Several big paydays are on the line in 2023 including the 40th annual Kings Royal at Eldora Speedway in Rossburg, Ohio paying $175,000 to the winner, the Huset’s High Bank Nationals’ $250,000-to-win finale and the grandaddy of them all, the 62nd Knoxville Nationals with a total purse exceeding $1 million.

2023 Outlaws Sprint Schedule

Thursday-Saturday, Feb. 9-11 – Volusia Speedway Park (Barberville, FL)

Sunday-Monday, March 5-6 – Volusia Speedway Park (Barberville, FL)
Friday-Saturday, March 10-11 – Port Royal Speedway (Port Royal, PA)
Friday, March 17 – Williams Grove Speedway (Mechanicsburg, PA)
Saturday, March 18 – Lincoln Speedway (Abbottstown, PA)
Friday, March 24 – Talladega Short Track (Eastaboga, AL)
Saturday, March 25 – Magnolia Motor Speedway (Columbus, MS)
Friday, March 31-Saturday, April 1 – Devil’s Bowl Speedway (Mesquite, TX)

Friday, April 7 – US-36 Raceway (Osborn, MO)
Saturday, April 8 – 81 Speedway (Park City, KS)
Friday-Saturday, April 14-15 – Federated Auto Parts Raceway at I-55 (Pevely, MO)
Friday-Saturday, April 21-22 – Knoxville Raceway (Knoxville, IA)
Friday, April 28 – Tri-City Speedway (Granite City, IL)
Saturday, April 29 – Tri-State Speedway (Haubstadt, IN)

Friday-Saturday, May 5-6 – Eldora Speedway (Rossburg, OH)
Wednesday, May 10 – Lincoln Speedway (Abbottstown, PA)
Friday-Saturday, May 12-13 – Williams Grove Speedway (Mechanicsburg, PA)
Friday, May 19 – Attica Raceway Park (Attica, OH)
Saturday, May 20 – Sharon Speedway (Hartford, OH)
Friday-Saturday, May 26-27 – Atomic Speedway (Chillicothe, OH)
Monday, May 29 – Lawrenceburg Speedway (Lawrenceburg, IN)

Friday, June 2 – River Cities Speedway (Grand Forks, ND)
Saturday, June 3 – Ogilvie Raceway (Ogilvie, MN)
Friday-Saturday, June 9-10 – Knoxville Raceway (Knoxville, IA)
Friday-Saturday, June 16-17 – Beaver Dam Raceway (Beaver Dam, WI)
Wednesday-Saturday, June 21-24 – Huset’s Speedway (Brandon, SD)
Friday, June 30-Saturday, July 1 – Cedar Lake Speedway (New Richmond, WI)

Friday, July 7 – 34 Raceway (West Burlington, IA)
Saturday, July 8 – Wilmot Raceway (Wilmot, WI)
Tuesday, July 11 – Attica Raceway Park (Attica, OH)
Friday-Saturday, July 14-15 – Eldora Speedway (Rossburg, OH)
Wednesday, July 19 – BAPS Motor Speedway (York Haven, PA)
Friday-Saturday, July 21-22 – Williams Grove Speedway (Mechanicsburg, PA)
Saturday-Sunday, July 29-30 – Weedsport Speedway (Weedsport, NY)
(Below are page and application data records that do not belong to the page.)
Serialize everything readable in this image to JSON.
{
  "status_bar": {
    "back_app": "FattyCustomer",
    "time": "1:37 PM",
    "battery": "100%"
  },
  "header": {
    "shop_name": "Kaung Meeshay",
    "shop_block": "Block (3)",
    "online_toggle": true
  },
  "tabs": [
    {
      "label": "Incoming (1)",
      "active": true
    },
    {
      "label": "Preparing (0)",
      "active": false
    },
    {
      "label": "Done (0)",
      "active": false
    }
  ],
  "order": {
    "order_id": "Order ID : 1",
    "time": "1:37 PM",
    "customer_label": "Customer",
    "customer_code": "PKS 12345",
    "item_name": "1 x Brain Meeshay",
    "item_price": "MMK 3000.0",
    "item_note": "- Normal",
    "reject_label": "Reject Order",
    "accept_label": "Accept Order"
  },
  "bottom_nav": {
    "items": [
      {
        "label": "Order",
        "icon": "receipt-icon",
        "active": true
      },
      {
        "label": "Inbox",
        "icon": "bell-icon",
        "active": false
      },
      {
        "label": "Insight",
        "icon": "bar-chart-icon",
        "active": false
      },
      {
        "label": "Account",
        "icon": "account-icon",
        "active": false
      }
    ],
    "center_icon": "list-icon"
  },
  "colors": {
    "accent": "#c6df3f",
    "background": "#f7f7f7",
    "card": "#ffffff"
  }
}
Friday-Saturday, Aug. 4-5 – Federated Auto Parts Raceway at I-55 (Pevely, MO)
Wednesday-Saturday, Aug. 9-12 – Knoxville Raceway (Knoxville, IA)
Thursday-Saturday, Aug. 17-19 – Jackson Motorplex (Jackson, MN)
Friday, Aug. 25 – River Cities Speedway (Grand Forks, ND)
Saturday, Aug. 26 – Red River Valley Speedway (West Fargo, ND)
Thursday, Aug. 31-Saturday, September 2 – Skagit Speedway (Alger, WA)
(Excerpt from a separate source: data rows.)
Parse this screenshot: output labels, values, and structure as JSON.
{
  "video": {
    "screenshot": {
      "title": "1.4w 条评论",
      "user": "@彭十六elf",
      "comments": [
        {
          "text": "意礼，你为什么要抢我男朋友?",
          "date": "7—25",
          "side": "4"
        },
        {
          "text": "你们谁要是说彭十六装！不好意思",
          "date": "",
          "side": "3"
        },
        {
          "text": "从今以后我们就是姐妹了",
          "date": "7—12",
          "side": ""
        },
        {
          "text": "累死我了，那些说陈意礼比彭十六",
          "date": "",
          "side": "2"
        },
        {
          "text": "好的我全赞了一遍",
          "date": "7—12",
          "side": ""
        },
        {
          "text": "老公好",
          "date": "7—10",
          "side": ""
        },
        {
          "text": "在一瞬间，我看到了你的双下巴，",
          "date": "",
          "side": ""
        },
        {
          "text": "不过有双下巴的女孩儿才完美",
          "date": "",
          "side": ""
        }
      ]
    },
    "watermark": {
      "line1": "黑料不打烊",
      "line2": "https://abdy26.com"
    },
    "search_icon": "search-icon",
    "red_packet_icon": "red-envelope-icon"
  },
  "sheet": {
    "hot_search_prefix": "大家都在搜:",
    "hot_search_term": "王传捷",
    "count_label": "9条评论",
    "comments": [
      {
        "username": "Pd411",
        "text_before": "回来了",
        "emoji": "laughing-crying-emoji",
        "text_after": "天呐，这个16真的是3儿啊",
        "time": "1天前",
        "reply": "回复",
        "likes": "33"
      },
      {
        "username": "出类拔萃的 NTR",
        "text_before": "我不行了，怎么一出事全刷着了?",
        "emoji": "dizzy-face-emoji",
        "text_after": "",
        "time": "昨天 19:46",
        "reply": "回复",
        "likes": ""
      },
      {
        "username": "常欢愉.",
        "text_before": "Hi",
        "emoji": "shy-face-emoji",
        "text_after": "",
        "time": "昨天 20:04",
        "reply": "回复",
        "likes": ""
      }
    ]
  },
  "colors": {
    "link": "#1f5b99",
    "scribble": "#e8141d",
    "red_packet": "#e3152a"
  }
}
Monday, Sept. 4 – Grays Harbor Raceway (Elma, WA)
Thursday-Saturday, Sept. 7-9 – Silver Dollar Speedway (Chico, CA)
Friday, Sept. 15 – Keller Auto Speedway (Hanford, CA)
Saturday, Sept. 16 – Placerville Speedway (Placerville, CA)
Friday, Sept. 22 – Eldora Speedway (Rossburg, OH)
Saturday, Sept. 23 – Sharon Speedway (Hartford, OH)
Friday-Saturday, Sept. 29-30 – Williams Grove Speedway (Mechanicsburg, PA)
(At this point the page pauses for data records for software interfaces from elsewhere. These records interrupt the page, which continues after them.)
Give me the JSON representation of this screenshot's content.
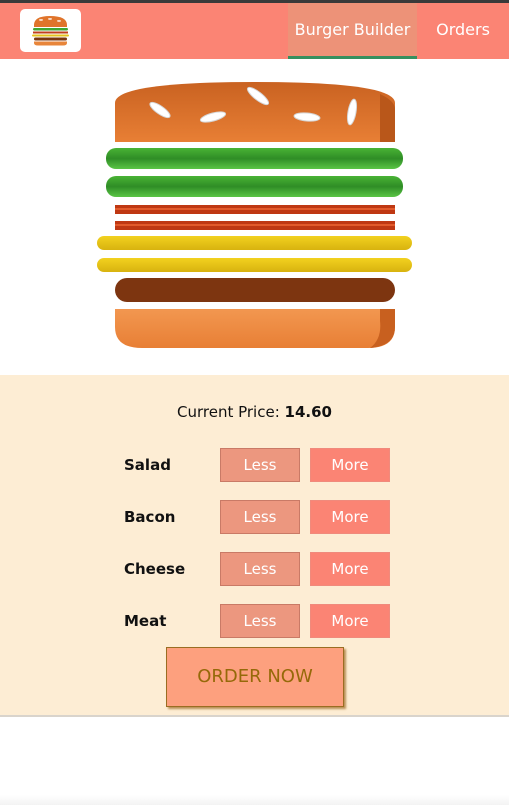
{
  "app": {
    "logo_icon": "burger-logo-icon",
    "nav": [
      {
        "label": "Burger Builder",
        "active": true
      },
      {
        "label": "Orders",
        "active": false
      }
    ],
    "colors": {
      "toolbar": "#fb8474",
      "active_tab": "#ed9278",
      "active_underline": "#35905f",
      "controls_bg": "#fdedd4",
      "less_button": "#ec977f",
      "more_button": "#fb8474",
      "order_button": "#fda07e"
    }
  },
  "burger": {
    "layers": [
      "bread-top",
      "salad",
      "salad",
      "bacon",
      "bacon",
      "cheese",
      "cheese",
      "meat",
      "bread-bottom"
    ]
  },
  "controls": {
    "price_label": "Current Price:",
    "price_value": "14.60",
    "ingredients": [
      {
        "label": "Salad",
        "less": "Less",
        "more": "More"
      },
      {
        "label": "Bacon",
        "less": "Less",
        "more": "More"
      },
      {
        "label": "Cheese",
        "less": "Less",
        "more": "More"
      },
      {
        "label": "Meat",
        "less": "Less",
        "more": "More"
      }
    ],
    "order_label": "ORDER NOW"
  }
}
Friday-Saturday, Oct. 6-7 – Port Royal Speedway (Port Royal, PA)
Friday, Oct. 13 – 81 Speedway (Park City, KS)
Saturday, Oct. 14 – Lakeside Speedway (Kansas City, KS)
Friday-Saturday, Oct. 20-21 – TBA

Wednesday-Saturday, Nov. 1-4 – The Dirt Track at Charlotte (Concord, NC)